Each entry must be copied exactly, without omission.

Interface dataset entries
■ ■ ■ ■ ■
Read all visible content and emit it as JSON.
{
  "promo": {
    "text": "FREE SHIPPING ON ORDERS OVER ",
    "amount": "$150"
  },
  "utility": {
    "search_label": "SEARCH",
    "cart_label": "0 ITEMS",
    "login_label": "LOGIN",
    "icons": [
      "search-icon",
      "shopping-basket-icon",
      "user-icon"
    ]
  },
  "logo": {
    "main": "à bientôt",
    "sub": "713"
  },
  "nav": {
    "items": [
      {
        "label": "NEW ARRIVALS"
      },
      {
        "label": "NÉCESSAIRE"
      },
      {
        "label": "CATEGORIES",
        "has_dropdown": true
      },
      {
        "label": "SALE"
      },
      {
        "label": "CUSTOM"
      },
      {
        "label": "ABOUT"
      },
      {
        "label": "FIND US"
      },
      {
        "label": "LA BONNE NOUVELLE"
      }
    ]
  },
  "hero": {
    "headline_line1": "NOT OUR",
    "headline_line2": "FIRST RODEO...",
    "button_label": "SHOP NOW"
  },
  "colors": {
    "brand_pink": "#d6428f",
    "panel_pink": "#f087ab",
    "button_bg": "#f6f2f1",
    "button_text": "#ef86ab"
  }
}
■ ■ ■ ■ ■
_ANSWER TO THIS EXERCISE_
Read all visible content and emit it as JSON.
{
  "promo": {
    "text": "FREE SHIPPING ON ORDERS OVER ",
    "amount": "$150"
  },
  "utility": {
    "search_label": "SEARCH",
    "cart_label": "0 ITEMS",
    "login_label": "LOGIN",
    "icons": [
      "search-icon",
      "shopping-basket-icon",
      "user-icon"
    ]
  },
  "logo": {
    "main": "à bientôt",
    "sub": "713"
  },
  "nav": {
    "items": [
      {
        "label": "NEW ARRIVALS"
      },
      {
        "label": "NÉCESSAIRE"
      },
      {
        "label": "CATEGORIES",
        "has_dropdown": true
      },
      {
        "label": "SALE"
      },
      {
        "label": "CUSTOM"
      },
      {
        "label": "ABOUT"
      },
      {
        "label": "FIND US"
      },
      {
        "label": "LA BONNE NOUVELLE"
      }
    ]
  },
  "hero": {
    "headline_line1": "NOT OUR",
    "headline_line2": "FIRST RODEO...",
    "button_label": "SHOP NOW"
  },
  "colors": {
    "brand_pink": "#d6428f",
    "panel_pink": "#f087ab",
    "button_bg": "#f6f2f1",
    "button_text": "#ef86ab"
  }
}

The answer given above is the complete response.